EXERCISE OBJECTIVE ::
The answer must be every entry, given again word for word.

(DATA FOR THIS EXERCISE Opens)

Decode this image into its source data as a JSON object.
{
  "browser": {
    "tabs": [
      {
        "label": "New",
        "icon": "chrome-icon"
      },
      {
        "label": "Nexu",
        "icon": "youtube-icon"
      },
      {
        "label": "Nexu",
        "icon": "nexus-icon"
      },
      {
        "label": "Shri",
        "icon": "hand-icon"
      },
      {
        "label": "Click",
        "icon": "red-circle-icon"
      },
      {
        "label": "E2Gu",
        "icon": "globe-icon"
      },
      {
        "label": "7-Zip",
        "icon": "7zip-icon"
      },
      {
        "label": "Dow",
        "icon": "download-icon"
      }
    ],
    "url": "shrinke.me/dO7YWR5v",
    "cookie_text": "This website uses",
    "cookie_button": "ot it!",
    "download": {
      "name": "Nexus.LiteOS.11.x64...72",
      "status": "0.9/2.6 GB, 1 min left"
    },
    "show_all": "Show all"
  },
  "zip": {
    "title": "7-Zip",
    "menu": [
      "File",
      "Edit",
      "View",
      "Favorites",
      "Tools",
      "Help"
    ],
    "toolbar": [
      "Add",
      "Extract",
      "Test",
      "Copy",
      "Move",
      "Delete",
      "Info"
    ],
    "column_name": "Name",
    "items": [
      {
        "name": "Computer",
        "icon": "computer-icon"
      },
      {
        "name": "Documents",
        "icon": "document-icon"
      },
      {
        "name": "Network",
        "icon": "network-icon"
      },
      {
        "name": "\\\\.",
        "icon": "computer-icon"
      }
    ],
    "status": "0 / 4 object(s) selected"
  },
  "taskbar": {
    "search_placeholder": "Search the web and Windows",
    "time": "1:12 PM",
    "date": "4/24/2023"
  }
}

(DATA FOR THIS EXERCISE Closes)

PROBLEM SOLUTION ::
Decode this image into its source data as a JSON object.
{
  "browser": {
    "tabs": [
      {
        "label": "New",
        "icon": "chrome-icon"
      },
      {
        "label": "Nexu",
        "icon": "youtube-icon"
      },
      {
        "label": "Nexu",
        "icon": "nexus-icon"
      },
      {
        "label": "Shri",
        "icon": "hand-icon"
      },
      {
        "label": "Click",
        "icon": "red-circle-icon"
      },
      {
        "label": "E2Gu",
        "icon": "globe-icon"
      },
      {
        "label": "7-Zip",
        "icon": "7zip-icon"
      },
      {
        "label": "Dow",
        "icon": "download-icon"
      }
    ],
    "url": "shrinke.me/dO7YWR5v",
    "cookie_text": "This website uses",
    "cookie_button": "ot it!",
    "download": {
      "name": "Nexus.LiteOS.11.x64...72",
      "status": "0.9/2.6 GB, 1 min left"
    },
    "show_all": "Show all"
  },
  "zip": {
    "title": "7-Zip",
    "menu": [
      "File",
      "Edit",
      "View",
      "Favorites",
      "Tools",
      "Help"
    ],
    "toolbar": [
      "Add",
      "Extract",
      "Test",
      "Copy",
      "Move",
      "Delete",
      "Info"
    ],
    "column_name": "Name",
    "items": [
      {
        "name": "Computer",
        "icon": "computer-icon"
      },
      {
        "name": "Documents",
        "icon": "document-icon"
      },
      {
        "name": "Network",
        "icon": "network-icon"
      },
      {
        "name": "\\\\.",
        "icon": "computer-icon"
      }
    ],
    "status": "0 / 4 object(s) selected"
  },
  "taskbar": {
    "search_placeholder": "Search the web and Windows",
    "time": "1:12 PM",
    "date": "4/24/2023"
  }
}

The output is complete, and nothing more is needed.